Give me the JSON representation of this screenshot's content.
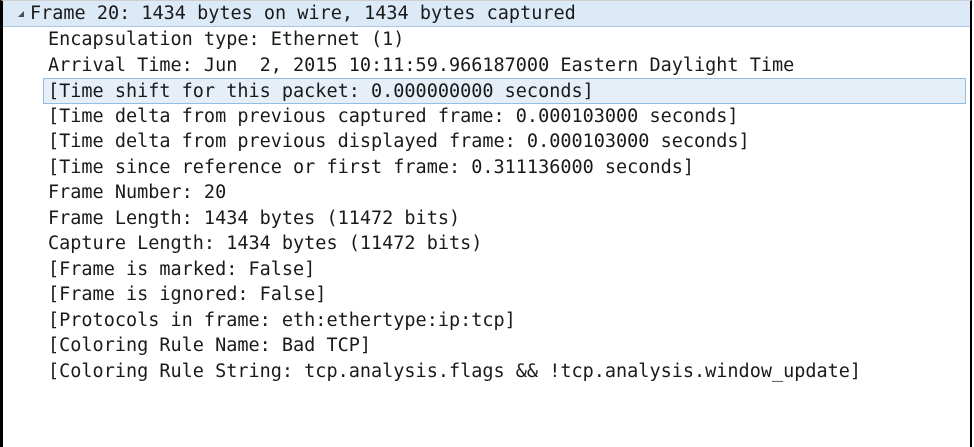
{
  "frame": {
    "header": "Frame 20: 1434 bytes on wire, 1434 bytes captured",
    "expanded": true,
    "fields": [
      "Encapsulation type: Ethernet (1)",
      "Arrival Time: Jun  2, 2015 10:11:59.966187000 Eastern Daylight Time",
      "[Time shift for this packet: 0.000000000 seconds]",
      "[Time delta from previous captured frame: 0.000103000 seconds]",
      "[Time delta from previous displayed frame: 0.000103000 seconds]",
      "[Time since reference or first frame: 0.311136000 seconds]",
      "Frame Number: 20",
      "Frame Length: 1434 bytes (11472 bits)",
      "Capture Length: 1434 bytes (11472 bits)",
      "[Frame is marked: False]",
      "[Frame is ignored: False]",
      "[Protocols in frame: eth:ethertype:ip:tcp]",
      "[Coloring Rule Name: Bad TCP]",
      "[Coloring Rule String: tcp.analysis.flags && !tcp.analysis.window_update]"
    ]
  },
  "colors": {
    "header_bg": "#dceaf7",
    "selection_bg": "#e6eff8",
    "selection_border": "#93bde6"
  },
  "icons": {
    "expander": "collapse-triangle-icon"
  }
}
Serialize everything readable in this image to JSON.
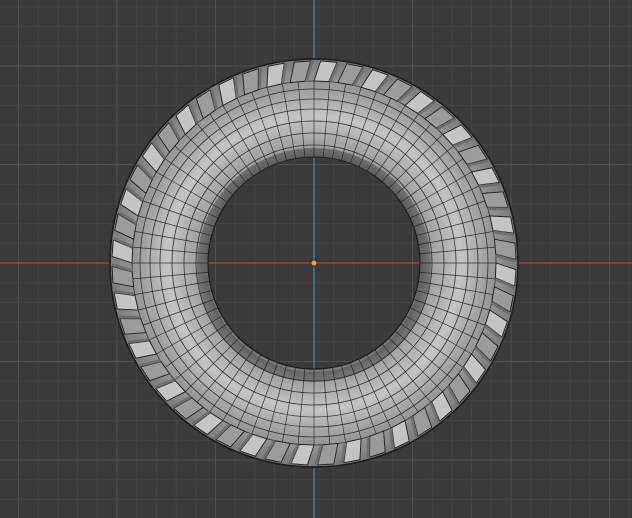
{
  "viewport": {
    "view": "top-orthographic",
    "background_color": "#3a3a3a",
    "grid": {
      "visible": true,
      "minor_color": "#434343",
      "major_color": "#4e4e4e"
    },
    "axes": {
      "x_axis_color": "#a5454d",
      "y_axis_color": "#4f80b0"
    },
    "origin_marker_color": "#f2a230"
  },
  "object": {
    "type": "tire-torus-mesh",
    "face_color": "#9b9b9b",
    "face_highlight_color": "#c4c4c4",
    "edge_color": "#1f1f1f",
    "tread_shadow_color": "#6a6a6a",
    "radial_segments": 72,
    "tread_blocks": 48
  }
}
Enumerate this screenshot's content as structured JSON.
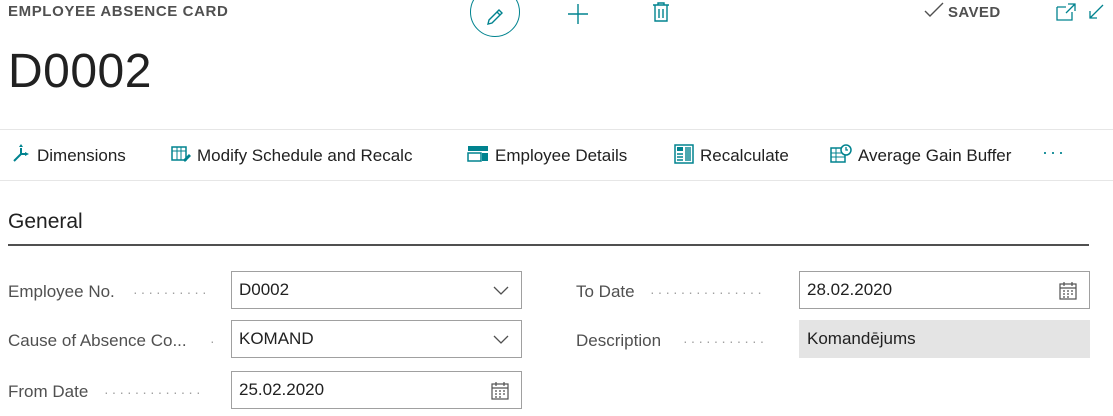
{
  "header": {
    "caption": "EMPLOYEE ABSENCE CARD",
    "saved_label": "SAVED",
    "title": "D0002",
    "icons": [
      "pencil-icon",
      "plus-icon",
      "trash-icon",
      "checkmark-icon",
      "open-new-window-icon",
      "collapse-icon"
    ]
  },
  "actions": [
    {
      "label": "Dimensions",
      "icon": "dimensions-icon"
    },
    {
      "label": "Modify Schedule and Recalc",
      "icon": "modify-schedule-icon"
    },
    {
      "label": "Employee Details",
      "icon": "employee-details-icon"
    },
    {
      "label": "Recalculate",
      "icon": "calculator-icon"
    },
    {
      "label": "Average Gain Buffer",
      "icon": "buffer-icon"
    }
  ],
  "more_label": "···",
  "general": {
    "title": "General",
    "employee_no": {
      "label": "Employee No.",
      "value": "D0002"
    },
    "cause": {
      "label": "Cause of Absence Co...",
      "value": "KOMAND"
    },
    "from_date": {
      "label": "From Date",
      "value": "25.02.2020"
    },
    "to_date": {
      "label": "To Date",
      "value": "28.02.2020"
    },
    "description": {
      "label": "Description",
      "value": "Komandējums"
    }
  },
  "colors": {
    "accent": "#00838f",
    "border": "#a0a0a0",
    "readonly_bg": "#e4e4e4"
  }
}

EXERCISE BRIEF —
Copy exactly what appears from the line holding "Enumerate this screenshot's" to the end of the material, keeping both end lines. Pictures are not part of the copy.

RESPONSE TO THE EXERCISE —
Enumerate this screenshot's content as structured JSON.
{
  "header": {
    "caption": "EMPLOYEE ABSENCE CARD",
    "saved_label": "SAVED",
    "title": "D0002",
    "icons": [
      "pencil-icon",
      "plus-icon",
      "trash-icon",
      "checkmark-icon",
      "open-new-window-icon",
      "collapse-icon"
    ]
  },
  "actions": [
    {
      "label": "Dimensions",
      "icon": "dimensions-icon"
    },
    {
      "label": "Modify Schedule and Recalc",
      "icon": "modify-schedule-icon"
    },
    {
      "label": "Employee Details",
      "icon": "employee-details-icon"
    },
    {
      "label": "Recalculate",
      "icon": "calculator-icon"
    },
    {
      "label": "Average Gain Buffer",
      "icon": "buffer-icon"
    }
  ],
  "more_label": "···",
  "general": {
    "title": "General",
    "employee_no": {
      "label": "Employee No.",
      "value": "D0002"
    },
    "cause": {
      "label": "Cause of Absence Co...",
      "value": "KOMAND"
    },
    "from_date": {
      "label": "From Date",
      "value": "25.02.2020"
    },
    "to_date": {
      "label": "To Date",
      "value": "28.02.2020"
    },
    "description": {
      "label": "Description",
      "value": "Komandējums"
    }
  },
  "colors": {
    "accent": "#00838f",
    "border": "#a0a0a0",
    "readonly_bg": "#e4e4e4"
  }
}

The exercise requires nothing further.